BY the previous volumes which incorporated his despatches from the front Mr. Gibbs has earned much credit as a graphic chronicler of events. In the present work he attempts a more ambitious task : he desires " to get deeper to the truth of this war and of all war . . . and by a plain statement of realities, however painful, to add something to the world's knowledge out of which men of good-will may try to shape some new system of relationship between one people and another . pre- venting or at least postponing another massacre of youth like that five years' sacrifice of boys of which I was a witness." In so far as this end may be achieved by vividness of description, Mr. Gibbs has been very successful. He has a keen eye for the telling detail that impresses a picture indelibly on the mind, and his quick sympathy with all who suffer helps him to keep the • The Realities of 'Var. By Phillp Gibbs. London : Heinemann. [15s. net.]

human side of the great tragedy foremost in our thoughts. His style is sufficient without being distinguished ; it is rapid, ener- getic, vivid ; he generally avoids the ready wrong word, if he does not always find the elusive right word. With this equip- ment, he ranges over the whole field of the war from the retreat from Mons down to the British occupation of Cologne, and projects before us with the realism of a cinematograph scenes of horror and pathos, of misery heroically endured, of pain and anxiety redoubled by utter loss of hope. Although he paints habitually in the darker tints, he does not neglect altogether the lighter side of things ; but even in his happier moods he is inclined to dwell on the queer incongruity with which men inured by custom to the terrible seized on the ghastliest of incidents as a source of fun.

He has, however, the defects of his qualities. He sees what is to be seen so intensely that he is inclined to forget the existence of what he does not see. He takes less interest in " map refer- ences and divisional boundaries " and the mechanism of war than in the turmoil of the fighting, and consequently he is pre- pared to deal faithfully with Generals who seemed more absorbed in documents than in the fate of their troops. He forgets that composure under calamity is not always to be attributed to indifference or lack of heart, and that incorrect map references to battlefields must sooner or later be amended by the red line of human blood. Blunders are made everywhere, and when they are made in war they must be paid for by soldiers' lives ; but all unsuccessful attacks are not blunders, and the thousand casualties Mr. Gibbs witnessed with fierce indignation in one sector may have saved ten thousand elsewhere. The sensational style of thinking, however, makes no allowance for remote results, and Mr. Gibbs, weighing the leaders of the Regular Army in the balance, naturally finds them wanting. From his inclusive condemnation he makes one exception : Sir John Harrington. Assuredly we have no desire to belittle, in the smallest degree, the eminent services Sir John hats rendered to his country, but when we read that, on the eve of every battle fought by the Second Army, he devoted an hour to explaining his plans to the war correspondents, we cannot help wondering whether he owed his exemption to his generalship or his tact.

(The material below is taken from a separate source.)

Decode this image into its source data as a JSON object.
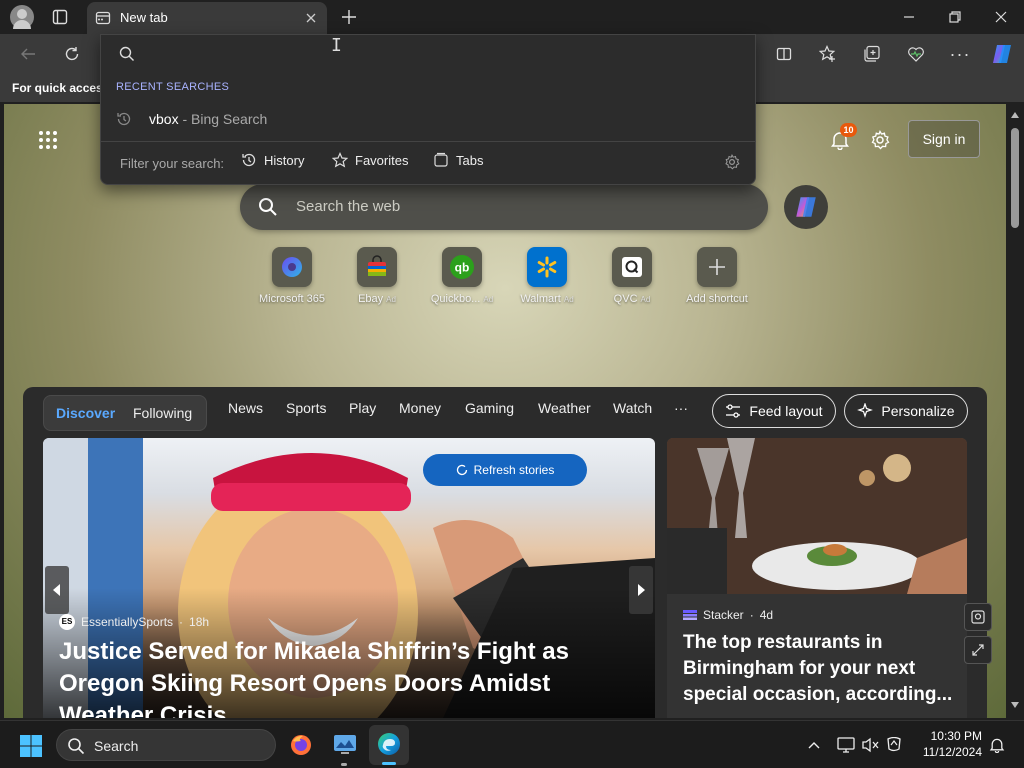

We are told that Sir Douglas Haig gave umbrage to the Press representatives by the words he addressed to them early in the campaign. " I think I understand fairly well what you gentle- men want," he said. " You want to get hold of little stories of heroism and so forth, and to write them up in a bright way to make good residing for Mary Ann in the kitchen and the man in the street." Mr. Gibbs and his colleagues repudiated the insinu- ation with passion ; they were conscious of nobler motives. Yet elsewhere Mr. Gibbs remarks casually, in a parenthesis " There was never any news of French fighting beyond the official communique and imaginary articles of a romantic kind written by French journalists in Paris about episodes of war." He admires, as we all must admire, the magnificent way in which the entire French nation faced the situation ; does lase attribute their reticence to the stupid conservatism he regards aseharacter- ieing our leaders ? Or is it possible that Frenchmen realize that the business of experts is to know ; that amateur criticism of war is useless and may be dangerous ; that there is a kind of inverted sentimentality which deals in horrors instead of heroics ; and that Sir Douglas Haig's speech would have pro- voked less indignation if it had not contained enough truth to make it sting ?